Yesterday, my CFSI colleague, David Newville, was trying to persuade me that the payday industry should do what Barclay's new credit card, Barclaycard Ring, intends to do: offer its customers total transparency into the costs, profits and losses of its business and the opportunity to build the product themselves. Crowd sourced lending!
You can read about the Barclaycard here, here and here. Basically, they intend to share the profits with the customers, then let them decide what features to add and how to price the product. If the majority of users are want bigger profit sharing, the prices will be high. If they want lower costs, they'll "earn" less. It's a powerful idea.
In the realm of the underbanked, where credit issues are so controversial and all parties so ossified in their positions there is practically no real conversation - or change to the status quo. The "predatory" lenders are incredibly defensive at any suggestion they could do more for the welfare of their customers: "we serve a big need" is their (true) refrain. The consumer "advocates" are so blind with anger at the practices of the capitalists that they ignore the realities and consequences of the people they care so much about. As a result, nothing much happens: a rate cap pops up here; an offshore lender pops up there. Repeat.
Could a way to unwind this be to give the advocates the information they need to price and structure a product that reaches fewer with lower cost, and force THEM to find a balance? The trouble otherwise, is that nothing is ever enough.

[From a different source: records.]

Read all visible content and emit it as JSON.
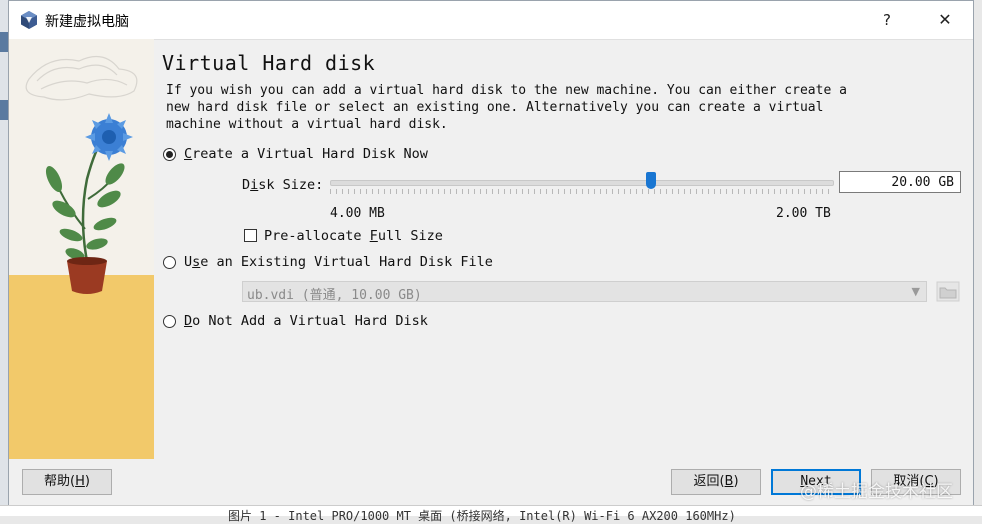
{
  "window": {
    "title": "新建虚拟电脑",
    "help": "?",
    "close": "✕"
  },
  "page": {
    "heading": "Virtual Hard disk",
    "description": "If you wish you can add a virtual hard disk to the new machine. You can either create a\nnew hard disk file or select an existing one. Alternatively you can create a virtual\nmachine without a virtual hard disk."
  },
  "options": {
    "create": {
      "label_pre": "",
      "label_mnemonic": "C",
      "label_post": "reate a Virtual Hard Disk Now",
      "selected": true
    },
    "existing": {
      "label_pre": "U",
      "label_mnemonic": "s",
      "label_post": "e an Existing Virtual Hard Disk File",
      "selected": false
    },
    "none": {
      "label_pre": "",
      "label_mnemonic": "D",
      "label_post": "o Not Add a Virtual Hard Disk",
      "selected": false
    }
  },
  "disk_size": {
    "label_pre": "D",
    "label_mnemonic": "i",
    "label_post": "sk Size:",
    "value": "20.00 GB",
    "min_label": "4.00 MB",
    "max_label": "2.00 TB",
    "slider_fraction": 0.64
  },
  "preallocate": {
    "label_pre": "Pre-allocate ",
    "label_mnemonic": "F",
    "label_post": "ull Size",
    "checked": false
  },
  "existing_file": {
    "selected": "ub.vdi (普通, 10.00 GB)"
  },
  "buttons": {
    "help": {
      "pre": "帮助(",
      "mn": "H",
      "post": ")"
    },
    "back": {
      "pre": "返回(",
      "mn": "B",
      "post": ")"
    },
    "next": {
      "pre": "",
      "mn": "N",
      "post": "ext"
    },
    "cancel": {
      "pre": "取消(",
      "mn": "C",
      "post": ")"
    }
  },
  "background": {
    "bottom_text": "图片 1 - Intel PRO/1000 MT 桌面 (桥接网络, Intel(R) Wi-Fi 6 AX200 160MHz)"
  },
  "watermark": "@稀土掘金技术社区",
  "colors": {
    "accent": "#1976d2",
    "art_floor": "#f2c96a",
    "flower": "#3b7fd4",
    "pot": "#9b3a22"
  }
}
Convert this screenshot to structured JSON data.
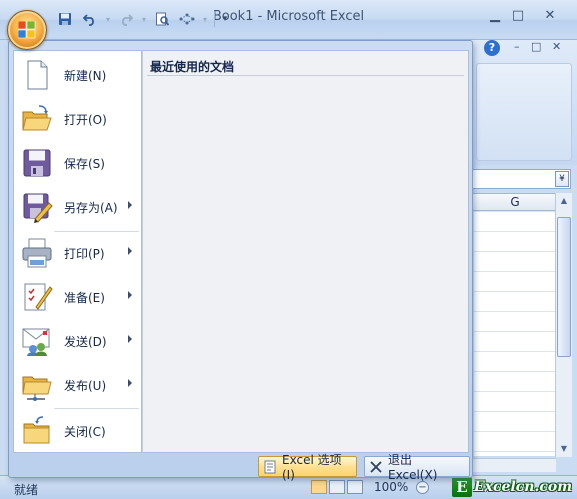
{
  "window": {
    "title": "Book1 - Microsoft Excel",
    "controls": {
      "minimize": "▁",
      "maximize": "□",
      "close": "✕"
    }
  },
  "quick_access": {
    "save_icon": "save-icon",
    "undo_icon": "undo-icon",
    "redo_icon": "redo-icon",
    "print_preview_icon": "print-preview-icon",
    "customize_icon": "customize-icon"
  },
  "ribbon_bg": {
    "help_glyph": "?",
    "min_glyph": "–",
    "restore_glyph": "□",
    "close_glyph": "✕"
  },
  "sheet": {
    "column_label": "G",
    "formula_drop_glyph": "¥"
  },
  "office_menu": {
    "items": [
      {
        "label": "新建(N)",
        "icon": "new-document-icon",
        "submenu": false
      },
      {
        "label": "打开(O)",
        "icon": "open-folder-icon",
        "submenu": false
      },
      {
        "label": "保存(S)",
        "icon": "save-disk-icon",
        "submenu": false
      },
      {
        "label": "另存为(A)",
        "icon": "save-as-icon",
        "submenu": true
      },
      {
        "label": "打印(P)",
        "icon": "printer-icon",
        "submenu": true
      },
      {
        "label": "准备(E)",
        "icon": "prepare-icon",
        "submenu": true
      },
      {
        "label": "发送(D)",
        "icon": "send-icon",
        "submenu": true
      },
      {
        "label": "发布(U)",
        "icon": "publish-icon",
        "submenu": true
      },
      {
        "label": "关闭(C)",
        "icon": "close-folder-icon",
        "submenu": false
      }
    ],
    "recent_title": "最近使用的文档",
    "options_button": "Excel 选项(I)",
    "exit_button": "退出 Excel(X)"
  },
  "status_bar": {
    "ready": "就绪",
    "zoom": "100%",
    "zoom_minus": "−"
  },
  "watermark": {
    "letter": "E",
    "text": "Excelcn.com"
  },
  "colors": {
    "accent_orb": "#f8b24b",
    "menu_bg": "#c8daf1",
    "options_button": "#ffdf8e"
  }
}
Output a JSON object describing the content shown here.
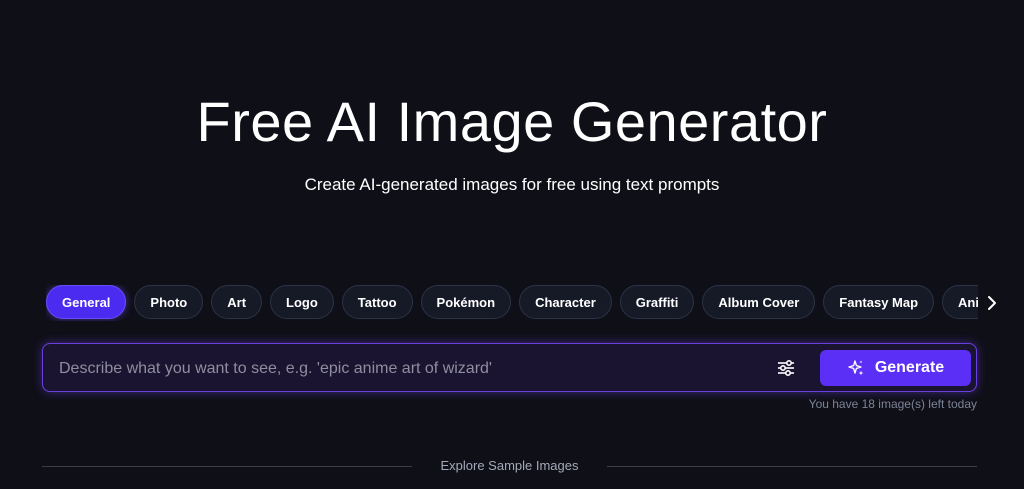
{
  "hero": {
    "title": "Free AI Image Generator",
    "subtitle": "Create AI-generated images for free using text prompts"
  },
  "categories": {
    "active_index": 0,
    "items": [
      "General",
      "Photo",
      "Art",
      "Logo",
      "Tattoo",
      "Pokémon",
      "Character",
      "Graffiti",
      "Album Cover",
      "Fantasy Map",
      "Anime"
    ],
    "next_icon": "chevron-right-icon"
  },
  "prompt": {
    "placeholder": "Describe what you want to see, e.g. 'epic anime art of wizard'",
    "value": "",
    "settings_icon": "sliders-icon",
    "generate_icon": "sparkles-icon",
    "generate_label": "Generate",
    "quota_text": "You have 18 image(s) left today"
  },
  "explore": {
    "label": "Explore Sample Images"
  },
  "colors": {
    "background": "#0f0f17",
    "accent": "#5b2ff5",
    "chip_active": "#4b2bf0",
    "chip_bg": "#161a27",
    "prompt_border": "#6a3fe0",
    "muted_text": "#7d8498"
  }
}
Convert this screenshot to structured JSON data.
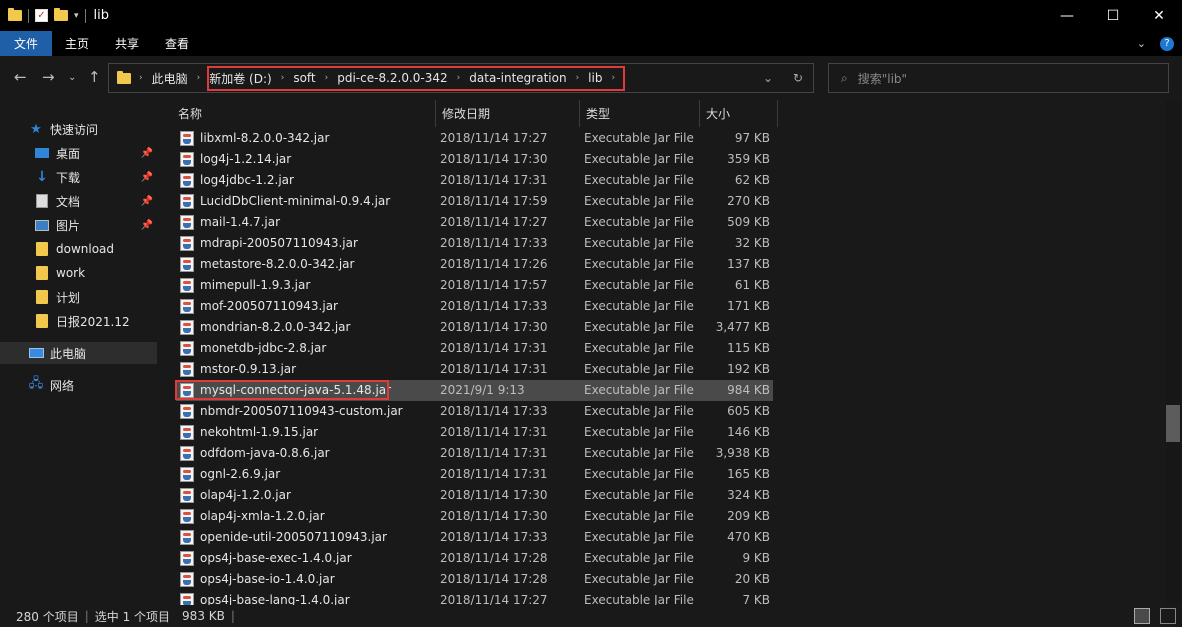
{
  "window": {
    "title": "lib",
    "controls": [
      "—",
      "☐",
      "✕"
    ]
  },
  "ribbon": {
    "tabs": [
      "文件",
      "主页",
      "共享",
      "查看"
    ]
  },
  "address": {
    "breadcrumbs": [
      "此电脑",
      "新加卷 (D:)",
      "soft",
      "pdi-ce-8.2.0.0-342",
      "data-integration",
      "lib"
    ],
    "search_placeholder": "搜索\"lib\""
  },
  "nav": {
    "items": [
      {
        "label": "快速访问",
        "icon": "star-icon"
      },
      {
        "label": "桌面",
        "icon": "desktop-icon",
        "pinned": true
      },
      {
        "label": "下载",
        "icon": "download-icon",
        "pinned": true
      },
      {
        "label": "文档",
        "icon": "document-icon",
        "pinned": true
      },
      {
        "label": "图片",
        "icon": "picture-icon",
        "pinned": true
      },
      {
        "label": "download",
        "icon": "folder-icon"
      },
      {
        "label": "work",
        "icon": "folder-icon"
      },
      {
        "label": "计划",
        "icon": "folder-icon"
      },
      {
        "label": "日报2021.12",
        "icon": "folder-icon"
      },
      {
        "label": "此电脑",
        "icon": "computer-icon",
        "selected": true
      },
      {
        "label": "网络",
        "icon": "network-icon"
      }
    ]
  },
  "columns": {
    "name": "名称",
    "date": "修改日期",
    "type": "类型",
    "size": "大小"
  },
  "files": [
    {
      "name": "libxml-8.2.0.0-342.jar",
      "date": "2018/11/14 17:27",
      "type": "Executable Jar File",
      "size": "97 KB"
    },
    {
      "name": "log4j-1.2.14.jar",
      "date": "2018/11/14 17:30",
      "type": "Executable Jar File",
      "size": "359 KB"
    },
    {
      "name": "log4jdbc-1.2.jar",
      "date": "2018/11/14 17:31",
      "type": "Executable Jar File",
      "size": "62 KB"
    },
    {
      "name": "LucidDbClient-minimal-0.9.4.jar",
      "date": "2018/11/14 17:59",
      "type": "Executable Jar File",
      "size": "270 KB"
    },
    {
      "name": "mail-1.4.7.jar",
      "date": "2018/11/14 17:27",
      "type": "Executable Jar File",
      "size": "509 KB"
    },
    {
      "name": "mdrapi-200507110943.jar",
      "date": "2018/11/14 17:33",
      "type": "Executable Jar File",
      "size": "32 KB"
    },
    {
      "name": "metastore-8.2.0.0-342.jar",
      "date": "2018/11/14 17:26",
      "type": "Executable Jar File",
      "size": "137 KB"
    },
    {
      "name": "mimepull-1.9.3.jar",
      "date": "2018/11/14 17:57",
      "type": "Executable Jar File",
      "size": "61 KB"
    },
    {
      "name": "mof-200507110943.jar",
      "date": "2018/11/14 17:33",
      "type": "Executable Jar File",
      "size": "171 KB"
    },
    {
      "name": "mondrian-8.2.0.0-342.jar",
      "date": "2018/11/14 17:30",
      "type": "Executable Jar File",
      "size": "3,477 KB"
    },
    {
      "name": "monetdb-jdbc-2.8.jar",
      "date": "2018/11/14 17:31",
      "type": "Executable Jar File",
      "size": "115 KB"
    },
    {
      "name": "mstor-0.9.13.jar",
      "date": "2018/11/14 17:31",
      "type": "Executable Jar File",
      "size": "192 KB"
    },
    {
      "name": "mysql-connector-java-5.1.48.jar",
      "date": "2021/9/1 9:13",
      "type": "Executable Jar File",
      "size": "984 KB",
      "selected": true
    },
    {
      "name": "nbmdr-200507110943-custom.jar",
      "date": "2018/11/14 17:33",
      "type": "Executable Jar File",
      "size": "605 KB"
    },
    {
      "name": "nekohtml-1.9.15.jar",
      "date": "2018/11/14 17:31",
      "type": "Executable Jar File",
      "size": "146 KB"
    },
    {
      "name": "odfdom-java-0.8.6.jar",
      "date": "2018/11/14 17:31",
      "type": "Executable Jar File",
      "size": "3,938 KB"
    },
    {
      "name": "ognl-2.6.9.jar",
      "date": "2018/11/14 17:31",
      "type": "Executable Jar File",
      "size": "165 KB"
    },
    {
      "name": "olap4j-1.2.0.jar",
      "date": "2018/11/14 17:30",
      "type": "Executable Jar File",
      "size": "324 KB"
    },
    {
      "name": "olap4j-xmla-1.2.0.jar",
      "date": "2018/11/14 17:30",
      "type": "Executable Jar File",
      "size": "209 KB"
    },
    {
      "name": "openide-util-200507110943.jar",
      "date": "2018/11/14 17:33",
      "type": "Executable Jar File",
      "size": "470 KB"
    },
    {
      "name": "ops4j-base-exec-1.4.0.jar",
      "date": "2018/11/14 17:28",
      "type": "Executable Jar File",
      "size": "9 KB"
    },
    {
      "name": "ops4j-base-io-1.4.0.jar",
      "date": "2018/11/14 17:28",
      "type": "Executable Jar File",
      "size": "20 KB"
    },
    {
      "name": "ops4j-base-lang-1.4.0.jar",
      "date": "2018/11/14 17:27",
      "type": "Executable Jar File",
      "size": "7 KB"
    }
  ],
  "status": {
    "count": "280 个项目",
    "selection": "选中 1 个项目",
    "selection_size": "983 KB"
  },
  "colors": {
    "file_tab": "#1f5fa8",
    "highlight_box": "#e03a3a",
    "selected_row": "#4a4a4a"
  }
}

With credit democratizer Chris Larsen and responsible lending pioneer James Gutierrez both leaving their posts this week, perhaps they should start a Barclaycard Ring for the underbanked: crowd sourced short-term credit targeting the emerging consumer. Core wants to fund it!